• [Dataset]

· · · ·

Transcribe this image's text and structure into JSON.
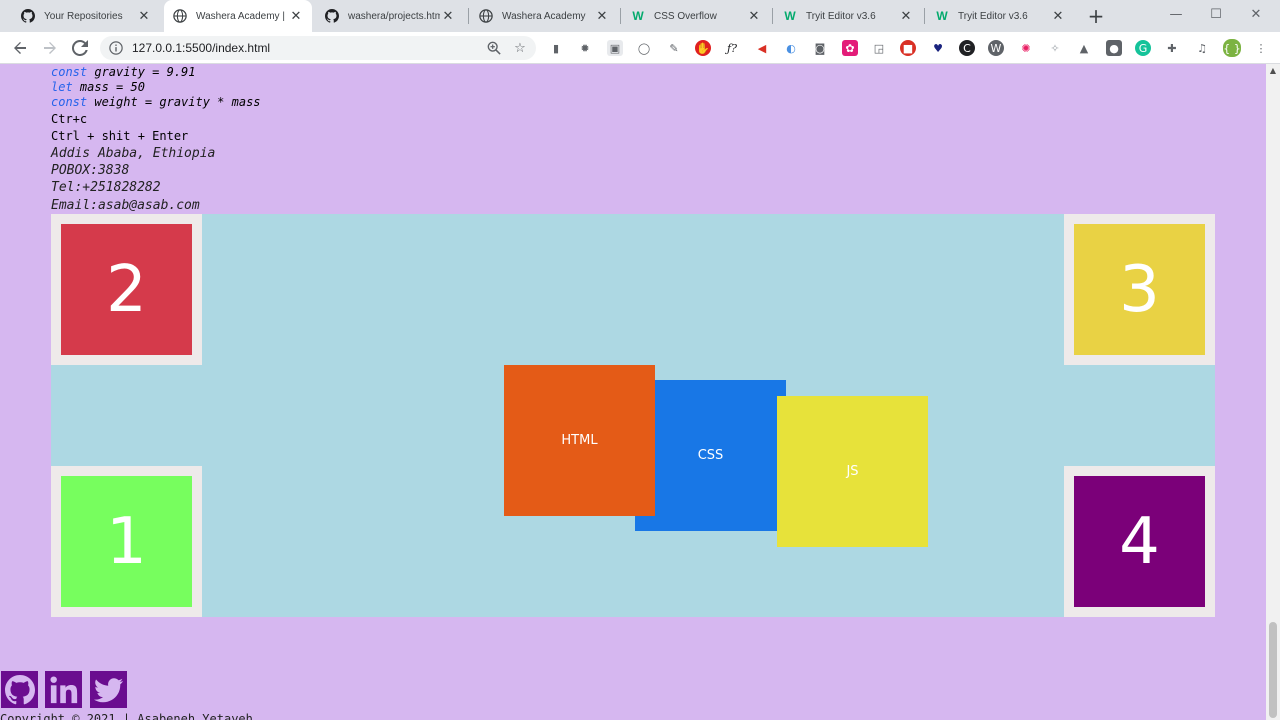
{
  "tabs": [
    {
      "title": "Your Repositories",
      "icon": "github-icon",
      "active": false
    },
    {
      "title": "Washera Academy | Sta",
      "icon": "globe-icon",
      "active": true
    },
    {
      "title": "washera/projects.html a",
      "icon": "github-icon",
      "active": false
    },
    {
      "title": "Washera Academy",
      "icon": "globe-icon",
      "active": false
    },
    {
      "title": "CSS Overflow",
      "icon": "w3schools-icon",
      "active": false
    },
    {
      "title": "Tryit Editor v3.6",
      "icon": "w3schools-icon",
      "active": false
    },
    {
      "title": "Tryit Editor v3.6",
      "icon": "w3schools-icon",
      "active": false
    }
  ],
  "toolbar": {
    "url": "127.0.0.1:5500/index.html"
  },
  "code_lines": [
    {
      "kw": "const",
      "rest": " gravity = 9.91"
    },
    {
      "kw": "let",
      "rest": " mass = 50"
    },
    {
      "kw": "const",
      "rest": " weight = gravity * mass"
    }
  ],
  "shortcuts": [
    "Ctr+c",
    "Ctrl + shit + Enter"
  ],
  "address": [
    "Addis Ababa, Ethiopia",
    "POBOX:3838",
    "Tel:+251828282",
    "Email:asab@asab.com"
  ],
  "corners": [
    {
      "label": "2",
      "color": "#d53a4b"
    },
    {
      "label": "3",
      "color": "#e9d244"
    },
    {
      "label": "1",
      "color": "#77fe5e"
    },
    {
      "label": "4",
      "color": "#7b0079"
    }
  ],
  "langs": [
    {
      "label": "HTML",
      "color": "#e45b17"
    },
    {
      "label": "CSS",
      "color": "#1877e6"
    },
    {
      "label": "JS",
      "color": "#e7e23a"
    }
  ],
  "footer": {
    "copyright": "Copyright © 2021 | Asabeneh Yetayeh"
  }
}
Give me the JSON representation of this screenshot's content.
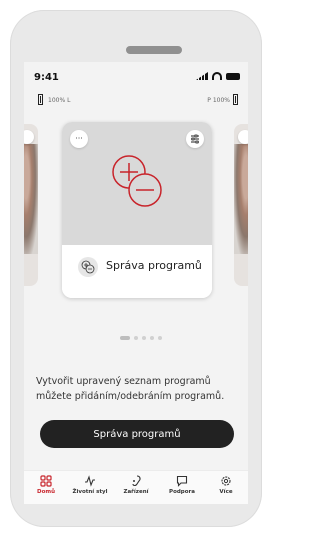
{
  "status_bar": {
    "time": "9:41"
  },
  "hearing": {
    "left_percent": "100%",
    "left_side": "L",
    "right_side": "P",
    "right_percent": "100%"
  },
  "card": {
    "title": "Správa programů"
  },
  "description": "Vytvořit upravený seznam programů můžete přidáním/odebráním programů.",
  "cta_label": "Správa programů",
  "tabs": [
    {
      "label": "Domů",
      "icon": "home-grid-icon",
      "active": true
    },
    {
      "label": "Životní styl",
      "icon": "pulse-icon",
      "active": false
    },
    {
      "label": "Zařízení",
      "icon": "hearing-device-icon",
      "active": false
    },
    {
      "label": "Podpora",
      "icon": "chat-icon",
      "active": false
    },
    {
      "label": "Více",
      "icon": "gear-icon",
      "active": false
    }
  ],
  "colors": {
    "accent": "#c8242b",
    "cta": "#222222",
    "card_image": "#d9d9d9"
  }
}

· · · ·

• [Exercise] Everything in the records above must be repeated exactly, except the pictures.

• [Task answer]
Transcribe this image's text and structure into JSON.
{
  "tabs": [
    {
      "title": "Your Repositories",
      "icon": "github-icon",
      "active": false
    },
    {
      "title": "Washera Academy | Sta",
      "icon": "globe-icon",
      "active": true
    },
    {
      "title": "washera/projects.html a",
      "icon": "github-icon",
      "active": false
    },
    {
      "title": "Washera Academy",
      "icon": "globe-icon",
      "active": false
    },
    {
      "title": "CSS Overflow",
      "icon": "w3schools-icon",
      "active": false
    },
    {
      "title": "Tryit Editor v3.6",
      "icon": "w3schools-icon",
      "active": false
    },
    {
      "title": "Tryit Editor v3.6",
      "icon": "w3schools-icon",
      "active": false
    }
  ],
  "toolbar": {
    "url": "127.0.0.1:5500/index.html"
  },
  "code_lines": [
    {
      "kw": "const",
      "rest": " gravity = 9.91"
    },
    {
      "kw": "let",
      "rest": " mass = 50"
    },
    {
      "kw": "const",
      "rest": " weight = gravity * mass"
    }
  ],
  "shortcuts": [
    "Ctr+c",
    "Ctrl + shit + Enter"
  ],
  "address": [
    "Addis Ababa, Ethiopia",
    "POBOX:3838",
    "Tel:+251828282",
    "Email:asab@asab.com"
  ],
  "corners": [
    {
      "label": "2",
      "color": "#d53a4b"
    },
    {
      "label": "3",
      "color": "#e9d244"
    },
    {
      "label": "1",
      "color": "#77fe5e"
    },
    {
      "label": "4",
      "color": "#7b0079"
    }
  ],
  "langs": [
    {
      "label": "HTML",
      "color": "#e45b17"
    },
    {
      "label": "CSS",
      "color": "#1877e6"
    },
    {
      "label": "JS",
      "color": "#e7e23a"
    }
  ],
  "footer": {
    "copyright": "Copyright © 2021 | Asabeneh Yetayeh"
  }
}
Give me the JSON representation of this screenshot's content.
{
  "status_bar": {
    "time": "9:41"
  },
  "hearing": {
    "left_percent": "100%",
    "left_side": "L",
    "right_side": "P",
    "right_percent": "100%"
  },
  "card": {
    "title": "Správa programů"
  },
  "description": "Vytvořit upravený seznam programů můžete přidáním/odebráním programů.",
  "cta_label": "Správa programů",
  "tabs": [
    {
      "label": "Domů",
      "icon": "home-grid-icon",
      "active": true
    },
    {
      "label": "Životní styl",
      "icon": "pulse-icon",
      "active": false
    },
    {
      "label": "Zařízení",
      "icon": "hearing-device-icon",
      "active": false
    },
    {
      "label": "Podpora",
      "icon": "chat-icon",
      "active": false
    },
    {
      "label": "Více",
      "icon": "gear-icon",
      "active": false
    }
  ],
  "colors": {
    "accent": "#c8242b",
    "cta": "#222222",
    "card_image": "#d9d9d9"
  }
}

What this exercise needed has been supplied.